Tess likes to observe that the bigger the room rate, the fewer things you get for free. Which is one reason we ended up at the The Latham Hotel in Philadelphia's Center City. We got a great rate (about $130 a night), free Internet and every amenity that matters. Also, the maid service was the best I've seen anywhere. We'd leave the room at 8 or 9 each morning, and it was invariably made up by the time we'd wander back around lunchtime. I hate coming back to an unmade bed, because you just know that the maids will come knocking soon -- but there's no telling when.
This is a boutique hotel, with a small lobby and small staff who do not hover around smirking at your shoes and waiting for tips. It's clean, it's quiet and it's tastefully appointed. It's also within walking distance of all the city's sights. No need to pay for a cab. Comparing it to similar places I've stayed in New York, it's definitely a bargain. Highly recommended.
Not recommended: the Atlanta airport at 1 a.m., after a lot of flights have been canceled and all standby seats have been claimed by those less deserving.
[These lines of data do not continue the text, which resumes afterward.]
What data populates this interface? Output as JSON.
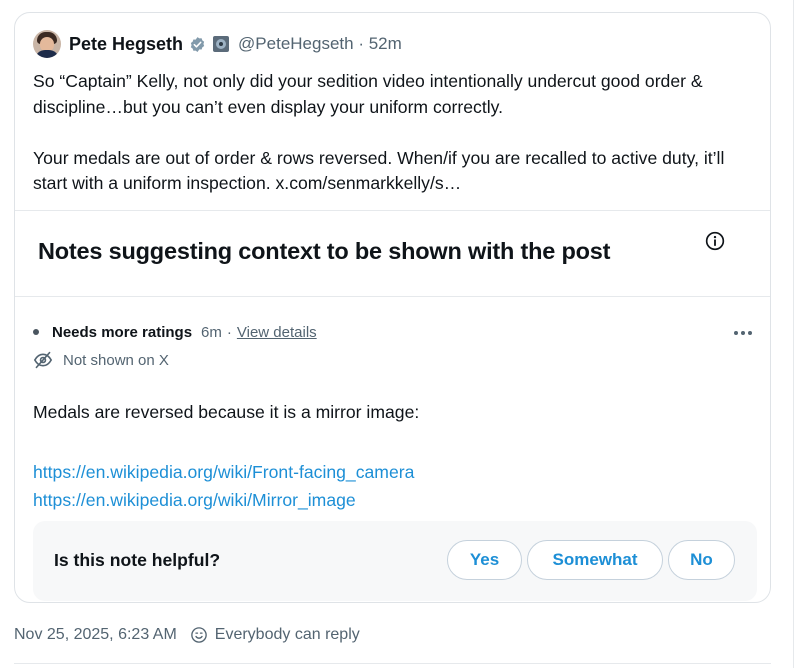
{
  "post": {
    "author_name": "Pete Hegseth",
    "handle_time": "@PeteHegseth · 52m",
    "paragraph1": "So “Captain” Kelly, not only did your sedition video intentionally undercut good order & discipline…but you can’t even display your uniform correctly.",
    "paragraph2": "Your medals are out of order & rows reversed. When/if you are recalled to active duty, it’ll start with a uniform inspection. x.com/senmarkkelly/s…"
  },
  "notes": {
    "title": "Notes suggesting context to be shown with the post",
    "info_icon": "info-icon"
  },
  "note": {
    "status": "Needs more ratings",
    "time": "6m",
    "separator": "·",
    "view_details": "View details",
    "not_shown": "Not shown on X",
    "text": "Medals are reversed because it is a mirror image:",
    "links": [
      "https://en.wikipedia.org/wiki/Front-facing_camera",
      "https://en.wikipedia.org/wiki/Mirror_image"
    ]
  },
  "helpful": {
    "question": "Is this note helpful?",
    "yes": "Yes",
    "somewhat": "Somewhat",
    "no": "No"
  },
  "footer": {
    "timestamp": "Nov 25, 2025, 6:23 AM",
    "reply_setting": "Everybody can reply"
  },
  "colors": {
    "link": "#1d8fd6",
    "secondary_text": "#536471",
    "border": "#dfe3e7",
    "verified_badge": "#829aab"
  }
}
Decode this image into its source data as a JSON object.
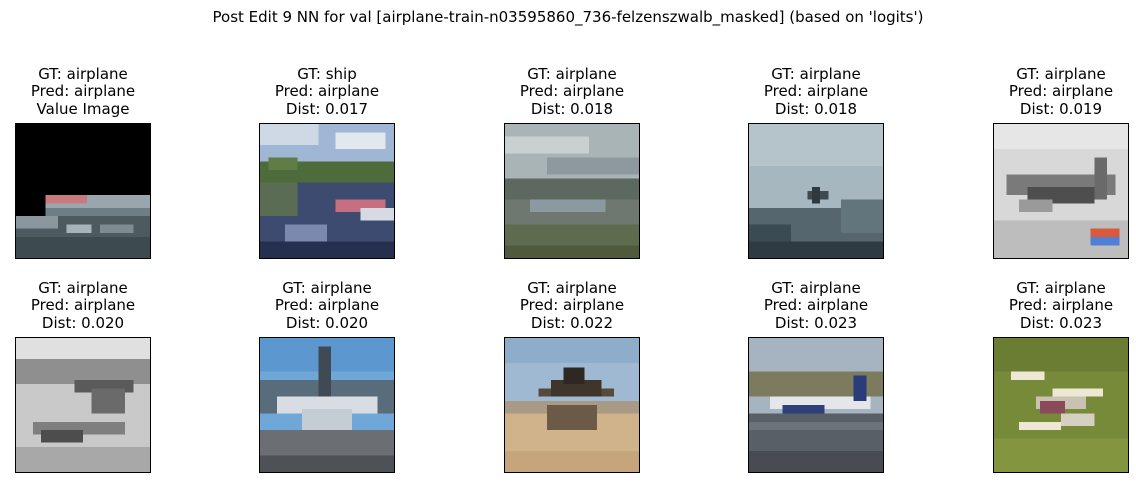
{
  "figure": {
    "title": "Post Edit 9 NN for val [airplane-train-n03595860_736-felzenszwalb_masked] (based on 'logits')"
  },
  "panels": [
    {
      "gt": "GT: airplane",
      "pred": "Pred: airplane",
      "extra": "Value Image",
      "thumbnail": "masked-airplane-on-tarmac"
    },
    {
      "gt": "GT: ship",
      "pred": "Pred: airplane",
      "extra": "Dist: 0.017",
      "thumbnail": "river-with-boats"
    },
    {
      "gt": "GT: airplane",
      "pred": "Pred: airplane",
      "extra": "Dist: 0.018",
      "thumbnail": "airfield-cloudy-sky"
    },
    {
      "gt": "GT: airplane",
      "pred": "Pred: airplane",
      "extra": "Dist: 0.018",
      "thumbnail": "plane-in-grey-sky"
    },
    {
      "gt": "GT: airplane",
      "pred": "Pred: airplane",
      "extra": "Dist: 0.019",
      "thumbnail": "grayscale-fighter-plane"
    },
    {
      "gt": "GT: airplane",
      "pred": "Pred: airplane",
      "extra": "Dist: 0.020",
      "thumbnail": "grayscale-biplanes"
    },
    {
      "gt": "GT: airplane",
      "pred": "Pred: airplane",
      "extra": "Dist: 0.020",
      "thumbnail": "planes-at-airport"
    },
    {
      "gt": "GT: airplane",
      "pred": "Pred: airplane",
      "extra": "Dist: 0.022",
      "thumbnail": "stealth-plane-on-sand"
    },
    {
      "gt": "GT: airplane",
      "pred": "Pred: airplane",
      "extra": "Dist: 0.023",
      "thumbnail": "airliner-on-runway"
    },
    {
      "gt": "GT: airplane",
      "pred": "Pred: airplane",
      "extra": "Dist: 0.023",
      "thumbnail": "model-plane-on-grass"
    }
  ]
}
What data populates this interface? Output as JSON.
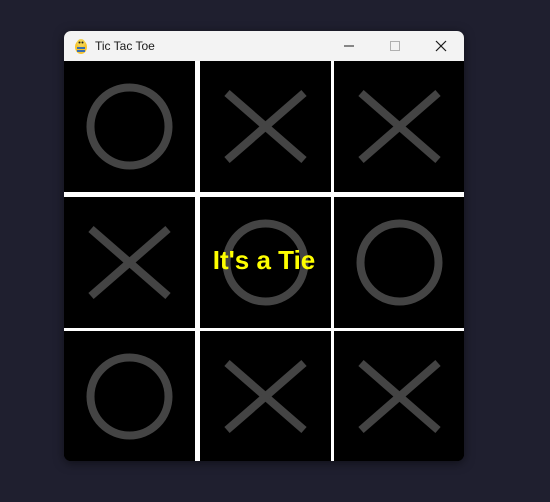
{
  "window": {
    "title": "Tic Tac Toe",
    "icon": "pygame-snake-icon"
  },
  "controls": {
    "minimize_icon": "minimize-icon",
    "maximize_icon": "maximize-icon",
    "close_icon": "close-icon"
  },
  "board": {
    "cells": [
      "O",
      "X",
      "X",
      "X",
      "O",
      "O",
      "O",
      "X",
      "X"
    ],
    "mark_color": "#444444",
    "grid_color": "#ffffff",
    "background": "#000000"
  },
  "status": {
    "message": "It's a Tie",
    "color": "#ffff00"
  }
}
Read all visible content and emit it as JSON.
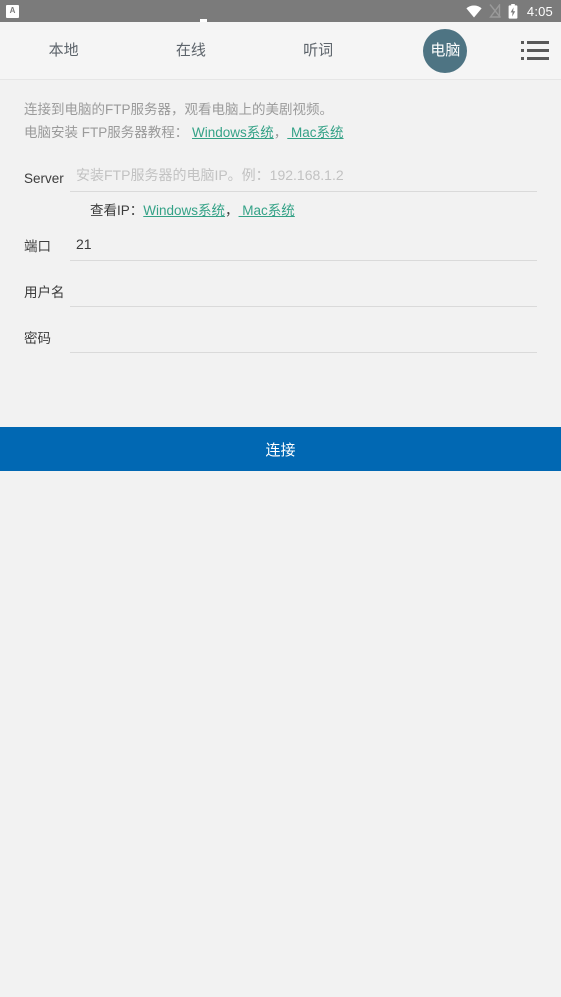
{
  "status_bar": {
    "app_icon": "app-notification-icon",
    "wifi_icon": "wifi-icon",
    "signal_icon": "signal-off-icon",
    "battery_icon": "battery-charging-icon",
    "time": "4:05"
  },
  "toolbar": {
    "tabs": [
      {
        "label": "本地",
        "name": "tab-local",
        "active": false
      },
      {
        "label": "在线",
        "name": "tab-online",
        "active": false
      },
      {
        "label": "听词",
        "name": "tab-listen",
        "active": false
      },
      {
        "label": "电脑",
        "name": "tab-computer",
        "active": true
      }
    ],
    "menu_icon": "hamburger-list-icon"
  },
  "intro": {
    "line1": "连接到电脑的FTP服务器，观看电脑上的美剧视频。",
    "line2_prefix": "电脑安装 FTP服务器教程：",
    "line2_link1": "Windows系统",
    "line2_separator": "，",
    "line2_link2": " Mac系统"
  },
  "form": {
    "server": {
      "label": "Server",
      "value": "",
      "placeholder": "安装FTP服务器的电脑IP。例：192.168.1.2"
    },
    "server_note": {
      "prefix": "查看IP：",
      "link1": "Windows系统",
      "separator": "，",
      "link2": " Mac系统"
    },
    "port": {
      "label": "端口",
      "value": "21",
      "placeholder": ""
    },
    "username": {
      "label": "用户名",
      "value": "",
      "placeholder": ""
    },
    "password": {
      "label": "密码",
      "value": "",
      "placeholder": ""
    }
  },
  "actions": {
    "connect_label": "连接"
  },
  "colors": {
    "accent_blue": "#0168b3",
    "link_teal": "#34a287",
    "avatar_slate": "#4e7483",
    "page_bg": "#f2f2f2",
    "statusbar_gray": "#7b7b7b"
  }
}
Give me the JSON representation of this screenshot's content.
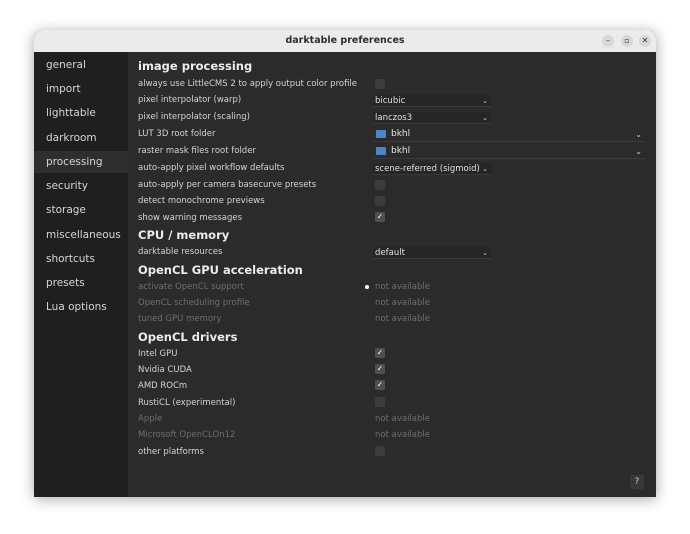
{
  "window": {
    "title": "darktable preferences",
    "controls": {
      "minimize": "–",
      "maximize": "▫",
      "close": "✕"
    }
  },
  "sidebar": {
    "items": [
      {
        "label": "general"
      },
      {
        "label": "import"
      },
      {
        "label": "lighttable"
      },
      {
        "label": "darkroom"
      },
      {
        "label": "processing",
        "active": true
      },
      {
        "label": "security"
      },
      {
        "label": "storage"
      },
      {
        "label": "miscellaneous"
      },
      {
        "label": "shortcuts"
      },
      {
        "label": "presets"
      },
      {
        "label": "Lua options"
      }
    ]
  },
  "sections": {
    "image_processing": "image processing",
    "cpu_memory": "CPU / memory",
    "opencl_gpu": "OpenCL GPU acceleration",
    "opencl_drivers": "OpenCL drivers"
  },
  "image_processing": {
    "littlecms": {
      "label": "always use LittleCMS 2 to apply output color profile",
      "checked": false
    },
    "warp": {
      "label": "pixel interpolator (warp)",
      "value": "bicubic"
    },
    "scaling": {
      "label": "pixel interpolator (scaling)",
      "value": "lanczos3"
    },
    "lut3d": {
      "label": "LUT 3D root folder",
      "value": "bkhl"
    },
    "raster": {
      "label": "raster mask files root folder",
      "value": "bkhl"
    },
    "workflow": {
      "label": "auto-apply pixel workflow defaults",
      "value": "scene-referred (sigmoid)"
    },
    "basecurve": {
      "label": "auto-apply per camera basecurve presets",
      "checked": false
    },
    "monochrome": {
      "label": "detect monochrome previews",
      "checked": false
    },
    "warnings": {
      "label": "show warning messages",
      "checked": true
    }
  },
  "cpu_memory": {
    "resources": {
      "label": "darktable resources",
      "value": "default"
    }
  },
  "opencl_gpu": {
    "activate": {
      "label": "activate OpenCL support",
      "value": "not available"
    },
    "scheduling": {
      "label": "OpenCL scheduling profile",
      "value": "not available"
    },
    "tuned": {
      "label": "tuned GPU memory",
      "value": "not available"
    }
  },
  "opencl_drivers": {
    "intel": {
      "label": "Intel GPU",
      "checked": true
    },
    "nvidia": {
      "label": "Nvidia CUDA",
      "checked": true
    },
    "amd": {
      "label": "AMD ROCm",
      "checked": true
    },
    "rusticl": {
      "label": "RustiCL (experimental)",
      "checked": false
    },
    "apple": {
      "label": "Apple",
      "value": "not available"
    },
    "microsoft": {
      "label": "Microsoft OpenCLOn12",
      "value": "not available"
    },
    "other": {
      "label": "other platforms",
      "checked": false
    }
  },
  "icons": {
    "check": "✓",
    "chevron": "⌄",
    "help": "?"
  }
}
You stand there unshaven and sweating and try to come to grips with your choices: ride out the night in Concourse D with floor waxers shrieking by like taxiing 747s, or stampede to the exits with the other maddened beasts and try to find shelter in the urban jungle of greater Atlanta.
Option B, assuming you raise somebody on one of the sticky courtesy phones and extract from them a vague promise of accommodation, isn't for the timid. Outside where the hotel shuttle buses come by, everyone's clamoring for one of the Titanic's few lifeboats, reaching for the skid on the last helicopter out of Saigon. All pretense of courtesy vanishes; people are grasping and cursing and shoving their overstuffed bags into a van that in all likelihood is not the one they want.
This is the way the world ends: not with a bang, not with a whimper, but with naked self interest and a desperate battle to get aboard the last bus to the Sleep Inn. It's not unlike one of those Heironymous Bosch paintings, except the airport people are mostly fatter, and, thankfully, fully clothed. My next trip will be by car.